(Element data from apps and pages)
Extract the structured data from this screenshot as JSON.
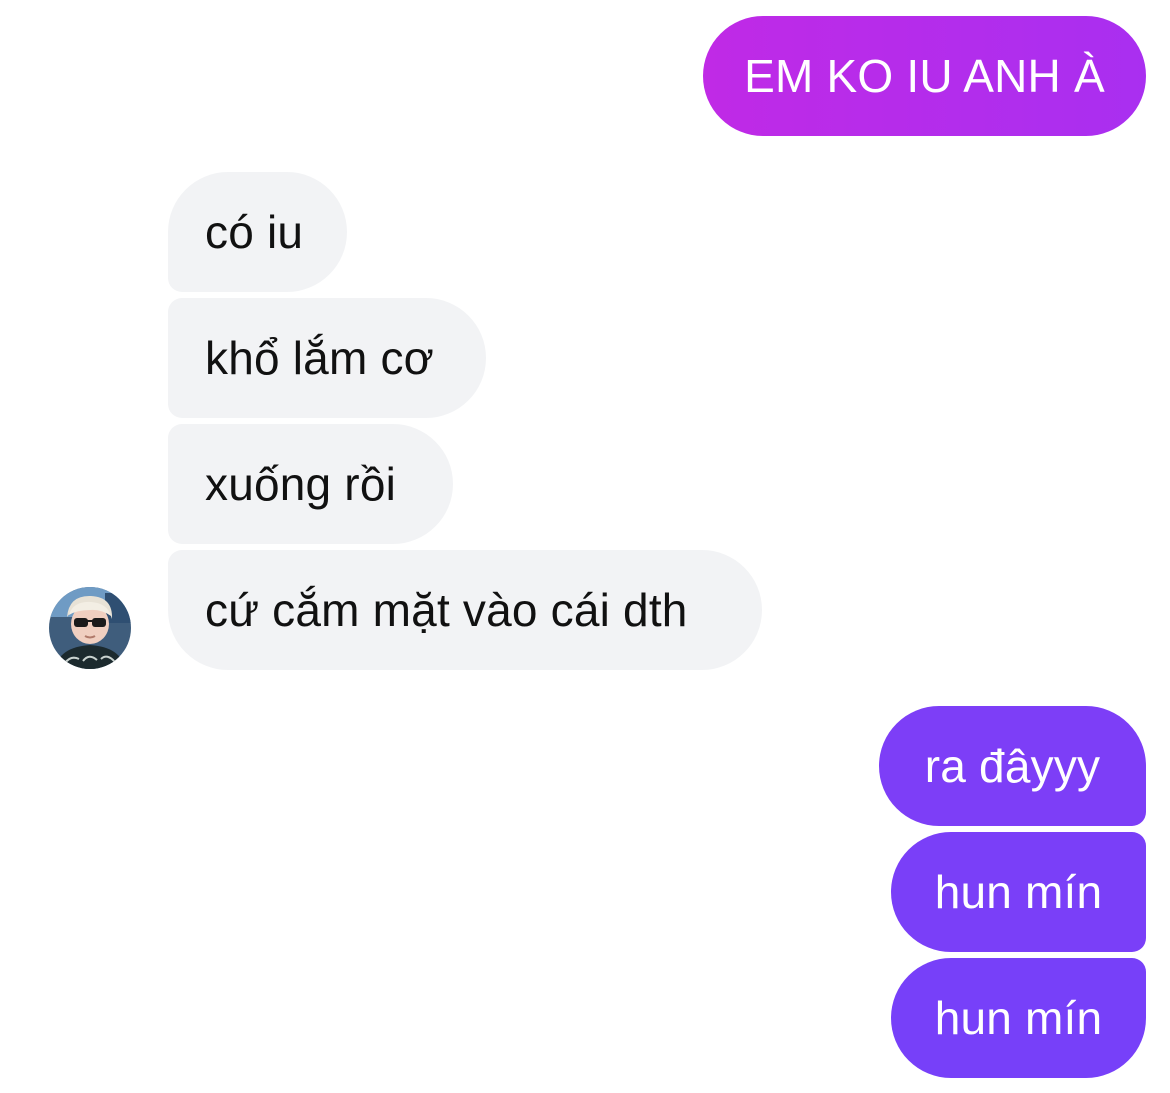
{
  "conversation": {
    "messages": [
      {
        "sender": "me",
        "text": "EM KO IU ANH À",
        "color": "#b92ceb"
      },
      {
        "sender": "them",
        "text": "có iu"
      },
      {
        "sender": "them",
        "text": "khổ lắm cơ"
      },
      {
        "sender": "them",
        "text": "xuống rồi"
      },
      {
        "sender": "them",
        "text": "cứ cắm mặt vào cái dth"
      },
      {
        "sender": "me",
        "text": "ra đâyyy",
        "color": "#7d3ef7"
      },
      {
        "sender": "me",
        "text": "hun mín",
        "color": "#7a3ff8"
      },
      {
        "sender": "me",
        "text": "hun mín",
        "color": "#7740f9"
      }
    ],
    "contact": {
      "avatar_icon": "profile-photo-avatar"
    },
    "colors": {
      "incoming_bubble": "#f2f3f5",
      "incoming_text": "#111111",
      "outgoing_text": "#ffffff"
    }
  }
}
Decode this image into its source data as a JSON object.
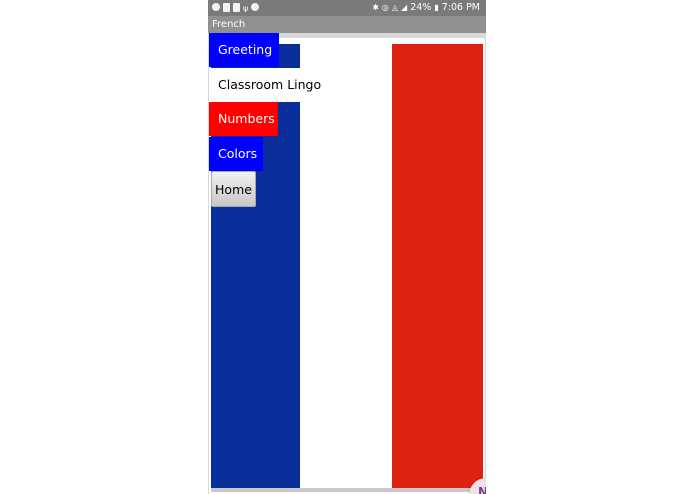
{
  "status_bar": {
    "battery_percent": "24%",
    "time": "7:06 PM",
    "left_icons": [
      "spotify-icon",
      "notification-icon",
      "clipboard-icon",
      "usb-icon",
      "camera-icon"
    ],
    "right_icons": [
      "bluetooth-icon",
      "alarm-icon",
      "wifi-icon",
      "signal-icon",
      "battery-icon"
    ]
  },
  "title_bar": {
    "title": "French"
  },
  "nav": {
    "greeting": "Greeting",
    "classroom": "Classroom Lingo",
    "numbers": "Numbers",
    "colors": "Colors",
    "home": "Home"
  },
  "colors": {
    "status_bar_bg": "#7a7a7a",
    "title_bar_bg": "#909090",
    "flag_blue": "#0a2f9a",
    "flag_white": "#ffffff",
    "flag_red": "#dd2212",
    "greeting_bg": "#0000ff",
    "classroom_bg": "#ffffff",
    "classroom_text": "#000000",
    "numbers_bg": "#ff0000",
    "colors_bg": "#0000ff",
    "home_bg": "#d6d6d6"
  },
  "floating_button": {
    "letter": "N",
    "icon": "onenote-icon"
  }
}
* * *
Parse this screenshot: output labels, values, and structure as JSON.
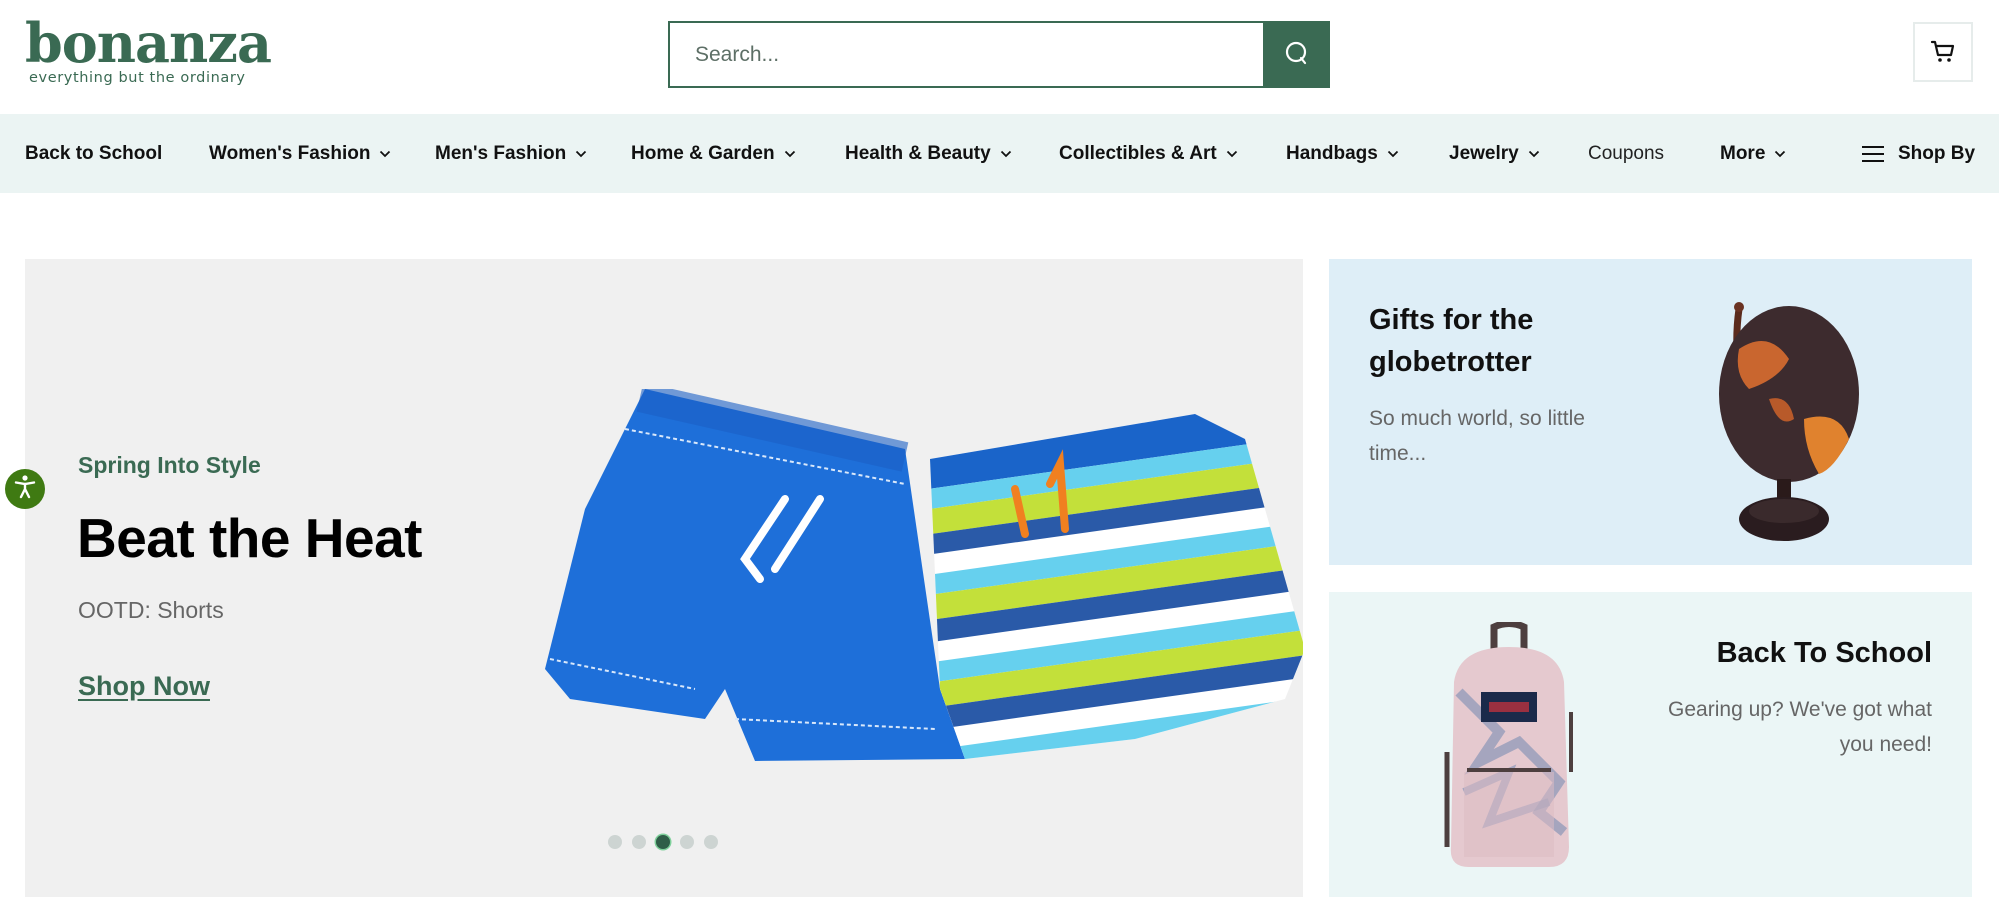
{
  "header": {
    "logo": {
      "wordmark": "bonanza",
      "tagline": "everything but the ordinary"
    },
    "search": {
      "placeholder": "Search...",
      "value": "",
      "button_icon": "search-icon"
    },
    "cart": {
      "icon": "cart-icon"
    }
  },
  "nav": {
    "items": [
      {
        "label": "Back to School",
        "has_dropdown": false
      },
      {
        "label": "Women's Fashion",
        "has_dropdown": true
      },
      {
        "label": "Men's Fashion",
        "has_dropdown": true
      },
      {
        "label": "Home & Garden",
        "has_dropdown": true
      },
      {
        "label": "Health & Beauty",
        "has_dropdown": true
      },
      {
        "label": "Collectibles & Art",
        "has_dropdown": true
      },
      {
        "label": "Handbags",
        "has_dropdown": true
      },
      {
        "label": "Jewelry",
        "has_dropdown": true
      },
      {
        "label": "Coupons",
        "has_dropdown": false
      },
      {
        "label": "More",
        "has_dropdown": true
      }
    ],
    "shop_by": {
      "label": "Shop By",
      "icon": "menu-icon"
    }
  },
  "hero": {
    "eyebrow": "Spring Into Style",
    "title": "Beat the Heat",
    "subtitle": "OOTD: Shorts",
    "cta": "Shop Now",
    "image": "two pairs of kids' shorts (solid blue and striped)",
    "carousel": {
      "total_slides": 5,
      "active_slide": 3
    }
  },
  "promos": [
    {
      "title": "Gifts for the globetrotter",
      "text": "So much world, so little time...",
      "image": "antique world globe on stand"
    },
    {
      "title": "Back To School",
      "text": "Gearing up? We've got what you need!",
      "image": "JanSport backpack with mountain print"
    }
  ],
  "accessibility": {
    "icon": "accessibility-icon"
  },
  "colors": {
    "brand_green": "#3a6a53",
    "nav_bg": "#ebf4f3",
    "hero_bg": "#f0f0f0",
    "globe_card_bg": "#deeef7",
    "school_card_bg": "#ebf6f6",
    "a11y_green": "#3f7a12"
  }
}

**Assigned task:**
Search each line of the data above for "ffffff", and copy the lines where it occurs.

**Exercise output:**
      "outgoing_text": "#ffffff"
    "flag_white": "#ffffff",
    "classroom_bg": "#ffffff",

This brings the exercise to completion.